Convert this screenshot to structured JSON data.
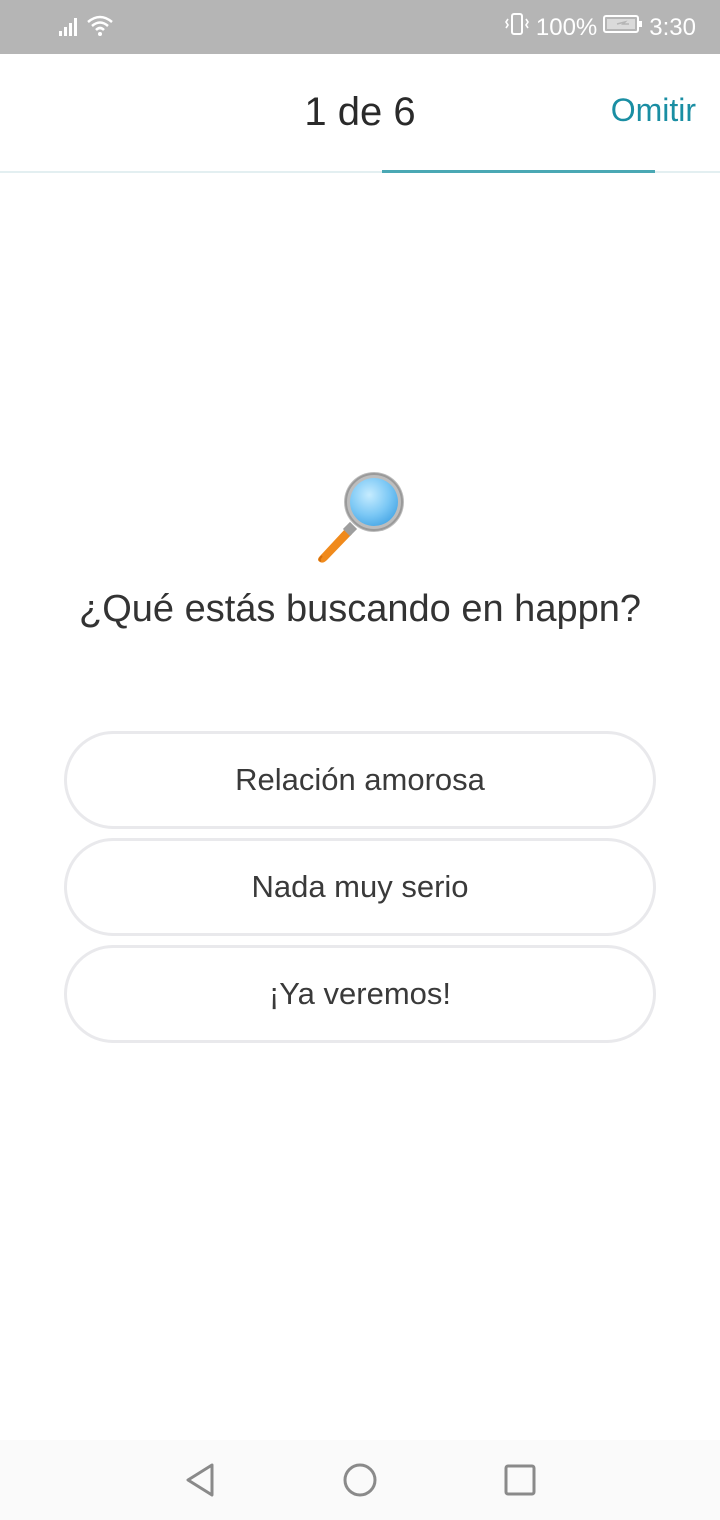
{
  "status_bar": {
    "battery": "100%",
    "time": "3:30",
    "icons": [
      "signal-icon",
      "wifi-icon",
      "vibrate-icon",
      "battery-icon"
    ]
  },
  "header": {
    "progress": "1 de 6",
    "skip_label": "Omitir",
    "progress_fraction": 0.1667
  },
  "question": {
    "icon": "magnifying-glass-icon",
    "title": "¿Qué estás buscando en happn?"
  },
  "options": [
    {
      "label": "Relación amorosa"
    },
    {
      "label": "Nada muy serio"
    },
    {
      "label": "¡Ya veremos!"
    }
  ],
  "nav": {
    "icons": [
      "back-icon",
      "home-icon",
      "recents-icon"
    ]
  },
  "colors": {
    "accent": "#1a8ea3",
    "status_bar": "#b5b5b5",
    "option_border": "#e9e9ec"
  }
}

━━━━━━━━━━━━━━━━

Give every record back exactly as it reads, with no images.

Convert this screenshot to structured JSON data.
{
  "status_bar": {
    "battery": "100%",
    "time": "3:30",
    "icons": [
      "signal-icon",
      "wifi-icon",
      "vibrate-icon",
      "battery-icon"
    ]
  },
  "header": {
    "progress": "1 de 6",
    "skip_label": "Omitir",
    "progress_fraction": 0.1667
  },
  "question": {
    "icon": "magnifying-glass-icon",
    "title": "¿Qué estás buscando en happn?"
  },
  "options": [
    {
      "label": "Relación amorosa"
    },
    {
      "label": "Nada muy serio"
    },
    {
      "label": "¡Ya veremos!"
    }
  ],
  "nav": {
    "icons": [
      "back-icon",
      "home-icon",
      "recents-icon"
    ]
  },
  "colors": {
    "accent": "#1a8ea3",
    "status_bar": "#b5b5b5",
    "option_border": "#e9e9ec"
  }
}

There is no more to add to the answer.